● **EXERCISE GOAL**: Report how many lines of these entries hold the string "chars"; reply with the number alone.

● **EXCERPTED RECORDS**:
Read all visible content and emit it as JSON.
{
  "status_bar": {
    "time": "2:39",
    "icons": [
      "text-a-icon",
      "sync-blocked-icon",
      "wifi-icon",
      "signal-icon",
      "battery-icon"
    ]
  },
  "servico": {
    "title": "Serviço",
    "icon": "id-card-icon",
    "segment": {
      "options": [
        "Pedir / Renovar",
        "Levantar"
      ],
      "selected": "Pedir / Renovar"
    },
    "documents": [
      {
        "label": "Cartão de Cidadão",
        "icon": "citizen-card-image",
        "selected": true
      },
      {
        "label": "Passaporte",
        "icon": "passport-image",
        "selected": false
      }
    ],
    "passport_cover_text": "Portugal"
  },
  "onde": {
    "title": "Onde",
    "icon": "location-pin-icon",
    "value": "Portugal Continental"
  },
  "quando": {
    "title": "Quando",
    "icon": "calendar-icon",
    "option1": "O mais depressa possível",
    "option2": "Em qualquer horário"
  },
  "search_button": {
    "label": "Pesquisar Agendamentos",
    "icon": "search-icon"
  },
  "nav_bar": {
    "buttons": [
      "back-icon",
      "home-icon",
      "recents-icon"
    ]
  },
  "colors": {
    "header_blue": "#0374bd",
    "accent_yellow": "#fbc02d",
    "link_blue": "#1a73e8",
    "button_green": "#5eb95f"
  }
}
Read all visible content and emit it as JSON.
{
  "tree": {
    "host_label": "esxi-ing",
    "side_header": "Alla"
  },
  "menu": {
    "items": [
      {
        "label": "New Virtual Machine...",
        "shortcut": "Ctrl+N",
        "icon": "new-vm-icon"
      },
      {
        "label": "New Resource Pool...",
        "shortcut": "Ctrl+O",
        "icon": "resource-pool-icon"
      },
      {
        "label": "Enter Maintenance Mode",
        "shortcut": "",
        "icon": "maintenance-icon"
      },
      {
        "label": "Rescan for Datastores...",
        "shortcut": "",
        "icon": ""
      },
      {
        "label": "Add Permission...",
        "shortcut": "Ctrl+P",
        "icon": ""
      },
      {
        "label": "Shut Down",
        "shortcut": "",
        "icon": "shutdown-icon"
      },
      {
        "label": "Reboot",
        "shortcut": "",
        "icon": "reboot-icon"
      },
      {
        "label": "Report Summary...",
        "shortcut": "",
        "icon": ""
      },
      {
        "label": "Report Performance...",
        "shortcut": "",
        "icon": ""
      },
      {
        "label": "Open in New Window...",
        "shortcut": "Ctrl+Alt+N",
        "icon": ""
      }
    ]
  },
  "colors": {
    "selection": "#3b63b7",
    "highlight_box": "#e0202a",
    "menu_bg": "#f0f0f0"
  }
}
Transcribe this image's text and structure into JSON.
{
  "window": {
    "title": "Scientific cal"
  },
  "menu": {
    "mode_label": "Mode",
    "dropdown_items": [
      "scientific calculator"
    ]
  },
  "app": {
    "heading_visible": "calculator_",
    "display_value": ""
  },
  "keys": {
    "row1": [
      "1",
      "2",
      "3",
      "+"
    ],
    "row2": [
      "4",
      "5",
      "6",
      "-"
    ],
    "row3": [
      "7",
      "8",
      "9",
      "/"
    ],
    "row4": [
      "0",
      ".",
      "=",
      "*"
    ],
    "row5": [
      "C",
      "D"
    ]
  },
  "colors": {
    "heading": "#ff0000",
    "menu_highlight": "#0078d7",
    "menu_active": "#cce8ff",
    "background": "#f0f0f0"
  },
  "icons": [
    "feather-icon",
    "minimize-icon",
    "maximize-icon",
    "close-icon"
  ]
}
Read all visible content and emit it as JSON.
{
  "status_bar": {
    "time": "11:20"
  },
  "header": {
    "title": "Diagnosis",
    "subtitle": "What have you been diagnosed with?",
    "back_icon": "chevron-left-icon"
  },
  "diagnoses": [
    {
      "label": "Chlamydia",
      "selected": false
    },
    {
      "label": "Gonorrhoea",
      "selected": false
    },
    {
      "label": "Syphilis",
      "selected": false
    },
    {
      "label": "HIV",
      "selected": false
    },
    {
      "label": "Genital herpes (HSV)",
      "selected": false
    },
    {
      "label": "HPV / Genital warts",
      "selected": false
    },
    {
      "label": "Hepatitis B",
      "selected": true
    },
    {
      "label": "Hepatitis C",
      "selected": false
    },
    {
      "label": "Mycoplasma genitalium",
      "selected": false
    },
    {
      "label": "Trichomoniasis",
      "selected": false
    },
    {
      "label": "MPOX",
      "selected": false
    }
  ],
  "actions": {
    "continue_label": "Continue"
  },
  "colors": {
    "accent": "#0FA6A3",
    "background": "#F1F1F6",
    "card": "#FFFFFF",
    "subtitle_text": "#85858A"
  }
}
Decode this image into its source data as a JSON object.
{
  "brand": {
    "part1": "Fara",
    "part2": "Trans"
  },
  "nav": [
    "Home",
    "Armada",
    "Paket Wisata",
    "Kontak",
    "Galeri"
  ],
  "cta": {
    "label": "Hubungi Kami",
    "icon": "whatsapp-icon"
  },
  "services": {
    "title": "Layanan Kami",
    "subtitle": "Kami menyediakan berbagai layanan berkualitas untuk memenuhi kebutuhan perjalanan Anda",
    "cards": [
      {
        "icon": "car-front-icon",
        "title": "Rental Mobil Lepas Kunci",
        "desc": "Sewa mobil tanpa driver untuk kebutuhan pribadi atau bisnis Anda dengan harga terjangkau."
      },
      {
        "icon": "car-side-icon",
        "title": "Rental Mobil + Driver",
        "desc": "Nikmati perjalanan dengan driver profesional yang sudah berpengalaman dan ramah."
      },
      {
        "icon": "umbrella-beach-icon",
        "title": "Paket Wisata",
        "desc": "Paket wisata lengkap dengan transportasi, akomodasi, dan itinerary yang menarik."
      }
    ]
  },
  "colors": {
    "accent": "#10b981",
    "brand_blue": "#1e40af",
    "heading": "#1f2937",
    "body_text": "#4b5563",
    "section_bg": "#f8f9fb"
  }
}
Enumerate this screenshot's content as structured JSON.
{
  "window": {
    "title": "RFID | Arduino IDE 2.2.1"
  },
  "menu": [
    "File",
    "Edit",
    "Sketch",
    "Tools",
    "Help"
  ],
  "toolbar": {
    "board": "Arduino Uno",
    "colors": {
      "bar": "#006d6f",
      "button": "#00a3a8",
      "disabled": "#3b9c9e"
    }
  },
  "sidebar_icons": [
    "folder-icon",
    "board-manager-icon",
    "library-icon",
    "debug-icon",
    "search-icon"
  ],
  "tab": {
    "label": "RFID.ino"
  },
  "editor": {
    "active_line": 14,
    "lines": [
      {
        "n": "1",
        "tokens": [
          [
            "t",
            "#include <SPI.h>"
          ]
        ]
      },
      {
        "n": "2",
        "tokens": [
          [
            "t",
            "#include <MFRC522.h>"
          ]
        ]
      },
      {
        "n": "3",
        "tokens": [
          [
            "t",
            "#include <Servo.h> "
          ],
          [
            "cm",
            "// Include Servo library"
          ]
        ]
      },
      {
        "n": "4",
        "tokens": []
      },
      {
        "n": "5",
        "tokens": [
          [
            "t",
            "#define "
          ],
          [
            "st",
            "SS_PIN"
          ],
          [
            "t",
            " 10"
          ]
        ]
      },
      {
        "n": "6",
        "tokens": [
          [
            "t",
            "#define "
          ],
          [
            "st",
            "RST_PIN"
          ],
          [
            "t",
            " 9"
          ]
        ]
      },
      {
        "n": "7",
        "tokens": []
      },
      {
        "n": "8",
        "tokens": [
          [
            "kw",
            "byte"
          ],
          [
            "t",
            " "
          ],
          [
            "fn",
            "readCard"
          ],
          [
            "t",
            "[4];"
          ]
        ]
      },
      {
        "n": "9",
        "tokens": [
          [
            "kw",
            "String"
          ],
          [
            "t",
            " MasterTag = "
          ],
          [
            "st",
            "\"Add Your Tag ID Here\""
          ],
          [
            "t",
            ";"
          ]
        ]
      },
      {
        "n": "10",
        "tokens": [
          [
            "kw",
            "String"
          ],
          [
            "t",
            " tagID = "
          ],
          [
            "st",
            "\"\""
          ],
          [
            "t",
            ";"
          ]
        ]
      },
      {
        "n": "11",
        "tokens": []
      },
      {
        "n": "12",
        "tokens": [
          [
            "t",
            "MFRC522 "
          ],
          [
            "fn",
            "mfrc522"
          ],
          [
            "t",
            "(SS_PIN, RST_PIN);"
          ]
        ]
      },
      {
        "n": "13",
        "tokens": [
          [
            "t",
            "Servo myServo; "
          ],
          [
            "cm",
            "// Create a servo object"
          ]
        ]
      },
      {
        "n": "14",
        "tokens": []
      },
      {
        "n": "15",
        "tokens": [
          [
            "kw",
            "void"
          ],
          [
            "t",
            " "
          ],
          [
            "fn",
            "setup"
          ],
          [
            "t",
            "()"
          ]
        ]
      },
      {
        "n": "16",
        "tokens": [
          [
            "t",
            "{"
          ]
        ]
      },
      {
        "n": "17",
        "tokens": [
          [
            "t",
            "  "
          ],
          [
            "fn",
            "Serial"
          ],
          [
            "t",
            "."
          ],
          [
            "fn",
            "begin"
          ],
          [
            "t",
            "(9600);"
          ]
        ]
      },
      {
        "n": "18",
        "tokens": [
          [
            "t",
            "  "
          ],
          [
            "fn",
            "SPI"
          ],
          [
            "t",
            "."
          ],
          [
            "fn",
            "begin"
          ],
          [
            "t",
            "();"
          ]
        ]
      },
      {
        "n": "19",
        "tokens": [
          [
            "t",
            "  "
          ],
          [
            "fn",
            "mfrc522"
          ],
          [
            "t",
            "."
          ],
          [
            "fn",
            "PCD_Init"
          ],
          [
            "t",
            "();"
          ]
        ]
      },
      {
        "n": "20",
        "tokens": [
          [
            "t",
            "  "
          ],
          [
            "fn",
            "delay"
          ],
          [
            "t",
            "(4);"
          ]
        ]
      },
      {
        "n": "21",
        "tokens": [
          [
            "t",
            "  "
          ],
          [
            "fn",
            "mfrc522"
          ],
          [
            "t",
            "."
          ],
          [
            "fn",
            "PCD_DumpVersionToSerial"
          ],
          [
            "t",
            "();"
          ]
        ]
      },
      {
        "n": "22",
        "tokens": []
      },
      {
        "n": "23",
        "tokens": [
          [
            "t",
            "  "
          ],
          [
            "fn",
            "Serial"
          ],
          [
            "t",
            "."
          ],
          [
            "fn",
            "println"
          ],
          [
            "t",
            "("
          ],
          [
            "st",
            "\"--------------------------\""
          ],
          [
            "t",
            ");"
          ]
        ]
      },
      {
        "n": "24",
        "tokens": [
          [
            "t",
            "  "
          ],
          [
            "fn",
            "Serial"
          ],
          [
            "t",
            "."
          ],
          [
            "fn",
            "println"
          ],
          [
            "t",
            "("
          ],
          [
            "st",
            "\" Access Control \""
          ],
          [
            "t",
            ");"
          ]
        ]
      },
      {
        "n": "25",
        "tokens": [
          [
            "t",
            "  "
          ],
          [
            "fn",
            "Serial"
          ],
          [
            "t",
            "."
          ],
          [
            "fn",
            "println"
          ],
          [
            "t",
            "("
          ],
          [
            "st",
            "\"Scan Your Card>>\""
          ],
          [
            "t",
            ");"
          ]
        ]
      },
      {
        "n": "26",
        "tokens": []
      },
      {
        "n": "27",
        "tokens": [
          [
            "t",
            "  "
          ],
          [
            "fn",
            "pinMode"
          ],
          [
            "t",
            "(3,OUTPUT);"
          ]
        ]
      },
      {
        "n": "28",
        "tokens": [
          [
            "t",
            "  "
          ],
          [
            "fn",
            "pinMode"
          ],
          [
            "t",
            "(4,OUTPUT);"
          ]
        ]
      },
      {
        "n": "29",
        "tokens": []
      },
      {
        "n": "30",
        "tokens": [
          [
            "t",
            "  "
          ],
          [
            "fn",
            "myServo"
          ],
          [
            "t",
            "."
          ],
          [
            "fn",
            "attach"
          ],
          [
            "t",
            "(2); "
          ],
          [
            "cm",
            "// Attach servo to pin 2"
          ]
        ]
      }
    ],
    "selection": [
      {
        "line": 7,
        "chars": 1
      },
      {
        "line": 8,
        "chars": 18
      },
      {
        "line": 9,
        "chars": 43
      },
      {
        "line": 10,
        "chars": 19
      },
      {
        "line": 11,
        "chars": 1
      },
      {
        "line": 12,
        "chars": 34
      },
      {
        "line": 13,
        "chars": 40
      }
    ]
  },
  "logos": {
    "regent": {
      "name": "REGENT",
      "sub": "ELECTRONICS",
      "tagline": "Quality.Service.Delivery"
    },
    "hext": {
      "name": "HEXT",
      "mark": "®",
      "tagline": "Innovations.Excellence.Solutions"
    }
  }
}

● **WRITTEN ANSWER**: 7